There are hopes for a change, though.

On September 6, 2018, the Supreme Court of India struck down Section 377, a colonial law that criminalized homosexuality. Despite the positive judgement and an emerging conservation around India on LGBTQ rights, talking about sexual orientation remains a taboo topic in India, especially among families.

Shelley Chopra Dhar, the director of ELKDTAL, hopes her film might be a catalyst in some people’s lives. In a voiceover to the film’s trailer she adds, “There is nothing, no problem, no issue, no entanglements in our brain that cannot be cleared by just changing our perspective.”

Evening Shadows’ director, Sridhar Rangayan, feels the film has already made a dent in some ways. “Those who have seen Evening Shadows in India and many parts of the world have said this film mirrors the kind of conversations that they have had with their parents already, or offers them hope to begin conversations. There has been a barrage of requests on social media for the film to be available widely so youngsters can show it to their families. Many want to come out to their parents by showing this film. Even non-LGBTQ youngsters have said that the film shows the divide between generations and the need for conversations.”

Evening Shadows

Saagar Gupta, creative director and dialogue writer of Evening Shadows, thinks such films could be the flashpoint in starting that dialogue of understanding and acceptance within families.

Queer representation in Hindi cinema has usually been more caricatures than sensitive — remember the shocked Kantabai from Kal Ho Na Ho (2003)? Despite occasional gems like Aligarh, movies focused on a queer theme have not made much of a social impact either.
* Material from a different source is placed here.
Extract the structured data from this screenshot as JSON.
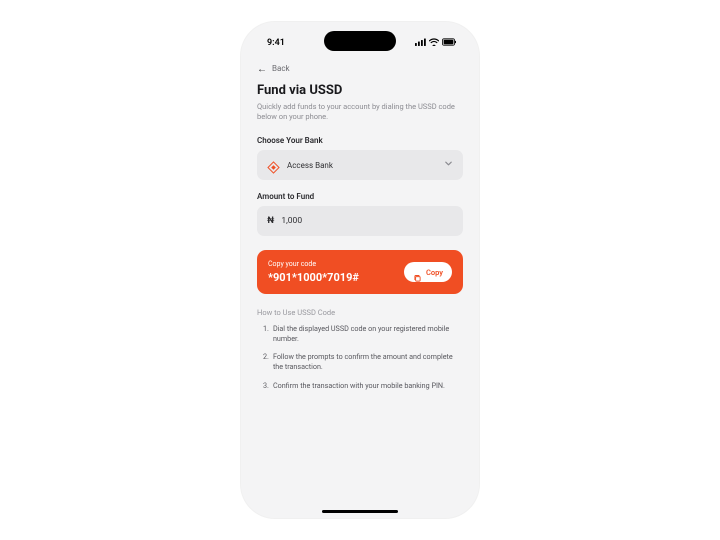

In a post-377 environment, the release of two movies focused on the queer theme and family acceptance could probably be a sign of times to come.  

Rangayan, who with real-life partner Gupta, started writing the Evening Shadows screenplay almost seven years ago ends with a note of hope: “though the verdict regarding Sec 377 kept changing in between, but our film’s end remains the same right through as our intention was to bring forth the much-needed dialogue between Indian LGBTQ children with their families and vice-versa.”
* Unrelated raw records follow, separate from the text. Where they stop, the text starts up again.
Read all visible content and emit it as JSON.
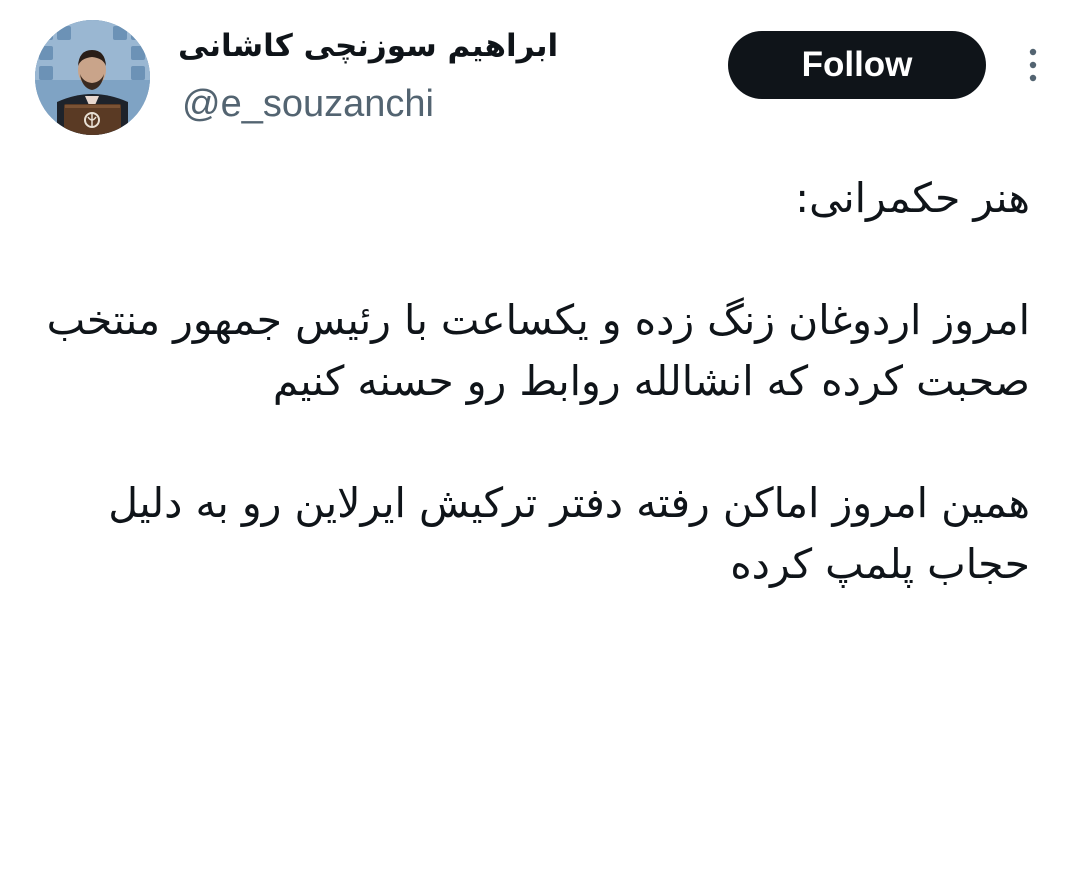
{
  "profile": {
    "display_name": "ابراهیم سوزنچی کاشانی",
    "handle": "@e_souzanchi",
    "avatar_icon": "person-at-podium-avatar"
  },
  "actions": {
    "follow_label": "Follow",
    "more_icon": "vertical-ellipsis-icon"
  },
  "tweet": {
    "paragraphs": [
      "هنر حکمرانی:",
      "امروز اردوغان زنگ زده و یکساعت با رئیس جمهور منتخب صحبت کرده که انشالله روابط رو حسنه کنیم",
      "همین امروز اماکن رفته دفتر ترکیش ایرلاین رو به دلیل حجاب پلمپ کرده"
    ]
  },
  "colors": {
    "text_primary": "#0f1419",
    "text_secondary": "#536471",
    "follow_bg": "#0f1419",
    "follow_text": "#ffffff",
    "background": "#ffffff"
  }
}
Hindi films often act as a social impact catalyst for issues that Indians find difficult to talk about. They also have the power to introduce new ideas. Earlier in 2018, a Hindi film called Padman went a long way in starting conversations around menstruation. Perhaps films like Evening Shadows and ELKDTAL could work towards easing the conversation in Indian families around having same-sex partners.


Not an easy road yet
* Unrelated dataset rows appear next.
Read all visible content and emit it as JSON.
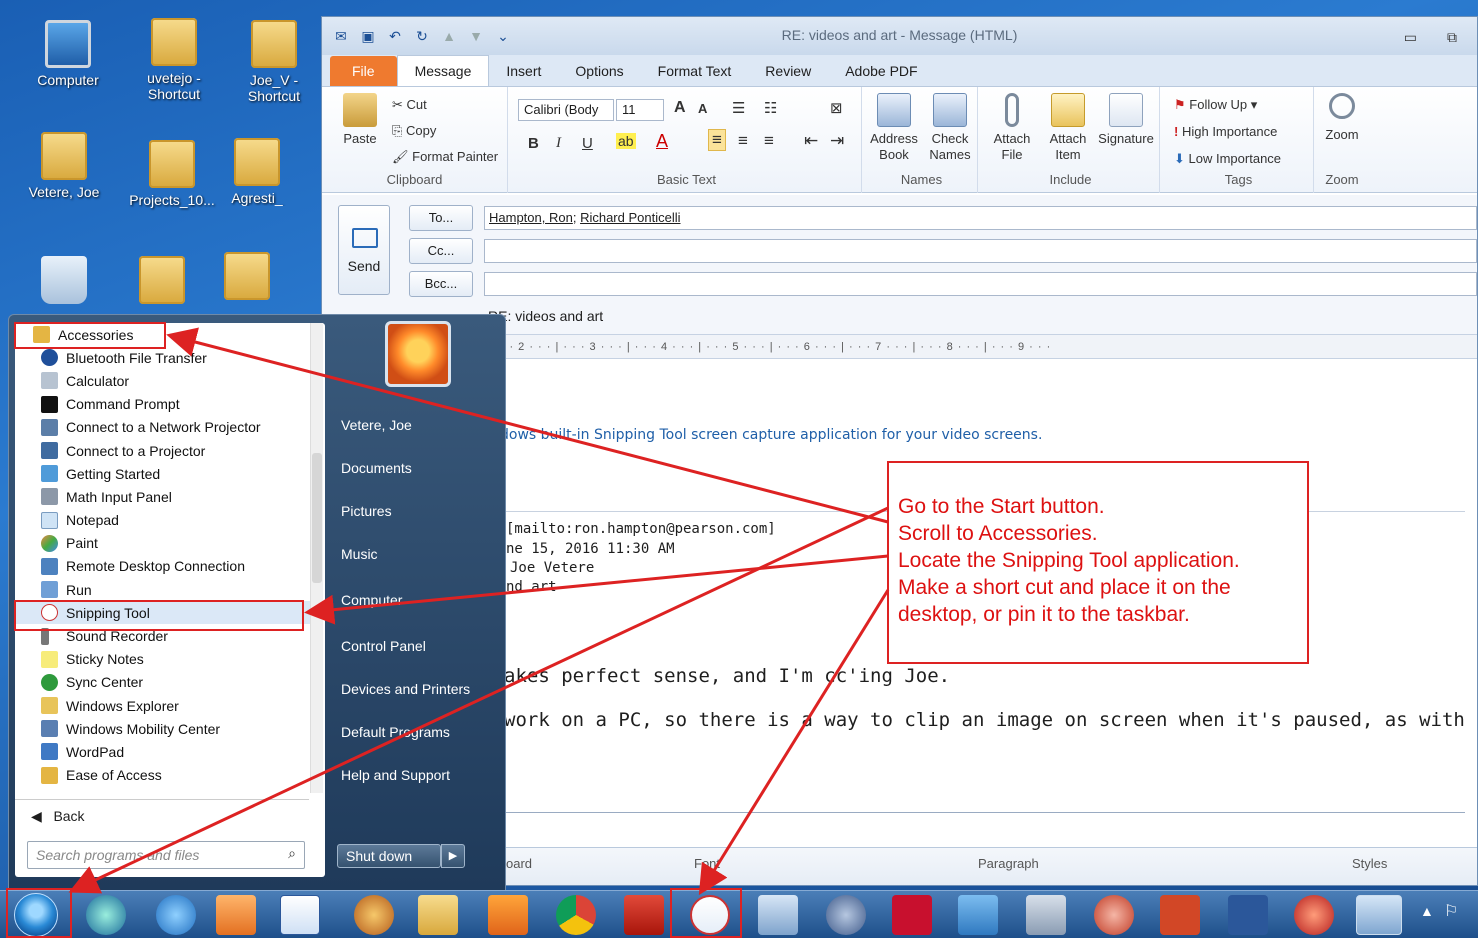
{
  "desktop": {
    "icons": [
      {
        "label": "Computer"
      },
      {
        "label": "uvetejo - Shortcut"
      },
      {
        "label": "Joe_V - Shortcut"
      },
      {
        "label": "Vetere, Joe"
      },
      {
        "label": "Projects_10..."
      },
      {
        "label": "Agresti_"
      }
    ]
  },
  "outlook": {
    "title": "RE: videos and art  -  Message (HTML)",
    "tabs": [
      "File",
      "Message",
      "Insert",
      "Options",
      "Format Text",
      "Review",
      "Adobe PDF"
    ],
    "clipboard": {
      "paste": "Paste",
      "cut": "Cut",
      "copy": "Copy",
      "format_painter": "Format Painter",
      "label": "Clipboard"
    },
    "basic_text": {
      "font": "Calibri (Body",
      "size": "11",
      "label": "Basic Text",
      "bold": "B",
      "italic": "I",
      "underline": "U"
    },
    "names": {
      "address_book": "Address Book",
      "check_names": "Check Names",
      "label": "Names"
    },
    "include": {
      "attach_file": "Attach File",
      "attach_item": "Attach Item",
      "signature": "Signature",
      "label": "Include"
    },
    "tags": {
      "follow_up": "Follow Up",
      "high": "High Importance",
      "low": "Low Importance",
      "label": "Tags"
    },
    "zoom": {
      "button": "Zoom",
      "label": "Zoom"
    },
    "compose": {
      "send": "Send",
      "to_btn": "To...",
      "cc_btn": "Cc...",
      "bcc_btn": "Bcc...",
      "to_recipients": [
        "Hampton, Ron",
        "Richard Ponticelli"
      ],
      "subject": "RE: videos and art"
    },
    "ruler_text": "· · · 2 · · · | · · · 3 · · · | · · · 4 · · · | · · · 5 · · · | · · · 6 · · · | · · · 7 · · · | · · · 8 · · · | · · · 9 · · ·",
    "body": {
      "line1": "dows built-in Snipping Tool screen capture application for your video screens.",
      "mailto": "[mailto:ron.hampton@pearson.com]",
      "date": "ne 15, 2016 11:30 AM",
      "to": "Joe Vetere",
      "subj": "nd art",
      "line2": "akes perfect sense, and I'm cc'ing Joe.",
      "line3": "work on a PC, so there is a way to clip an image on screen when it's paused, as with a video, but"
    },
    "bottom_groups": {
      "board": "oard",
      "font": "Font",
      "paragraph": "Paragraph",
      "styles": "Styles"
    }
  },
  "start_menu": {
    "programs": [
      "Accessories",
      "Bluetooth File Transfer",
      "Calculator",
      "Command Prompt",
      "Connect to a Network Projector",
      "Connect to a Projector",
      "Getting Started",
      "Math Input Panel",
      "Notepad",
      "Paint",
      "Remote Desktop Connection",
      "Run",
      "Snipping Tool",
      "Sound Recorder",
      "Sticky Notes",
      "Sync Center",
      "Windows Explorer",
      "Windows Mobility Center",
      "WordPad",
      "Ease of Access"
    ],
    "back": "Back",
    "search_placeholder": "Search programs and files",
    "right_items": [
      "Vetere, Joe",
      "Documents",
      "Pictures",
      "Music",
      "Computer",
      "Control Panel",
      "Devices and Printers",
      "Default Programs",
      "Help and Support"
    ],
    "shutdown": "Shut down"
  },
  "callout": {
    "lines": [
      "Go to the Start button.",
      "Scroll to Accessories.",
      "Locate the Snipping Tool application.",
      "Make a short cut and place it on the",
      "desktop, or pin it to the taskbar."
    ]
  },
  "colors": {
    "annotation": "#dd2222",
    "file_tab": "#ef7a2f",
    "taskbar": "#2a5f9e"
  }
}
With 15 international awards and a 54 film festiva run, Sridhar Rangayan and Saagar Gupta thought there will be a beeline for distributing Evening Shadows. “But we realized soon enough that a LGBTQ feature film with no known star cast is a tough sell in India. The distribution system still goes by the book, as much as the Censor Board – only here the rule book is commercial viability. There are no risk takers,” says Rangayan.

Evening Shadows is directed by Rangayan and written by Rangayan and Gupta. They eventually released the film themselves by turning distributors with their company Solaris Picture. Rangayan adds, “We did a limited release of 15 shows in 6 cities and are now planning to release the film in Tier 2 and Tier 3 cities in India where such films can make a huge difference.”

The tepid reaction Rangayan and Gupta got from mainstream Bollywood producers and directors is probably reason enough to make more films that focus on taking the queer conversation forward.


Evening Shadows (2019). Director: Sridhar Rangayan. Writers: Saagar Gupta  & Sridhar Rangayan. Cast: Mona Ambegaonkar, Ananth Narayan Mahadevan, Devansh Doshi. Music: Shubha Mudgal. Producer & Distributor: Solaris Pictures.

Ek Ladki Ko Dekha To Aisa Laga (2019). Director: Shelly Chopra Dhar. Writer: Gazal Dhaliwal. Shelly Chopra Dhar. Cast: Sonam Kapoor, Anil Kapoor, Juhi Chawla, Rajkumar Rao, Regina Cassandra. Music: Rochak Kohli. Producer: Vidhu Vinod Chopra. Distributed by: Fox Star Studios, 20th Century Fox.


Reshmi Chakraborty is a freelance writer based in Pune. She writes on diverse themes and co-runs a startup for older adults. Read more at www.silvertalkies.com.

Photo credits: Solaris Films, Imdb.

This article was edited by Culture and Media Editor Geetika Pathania Jain.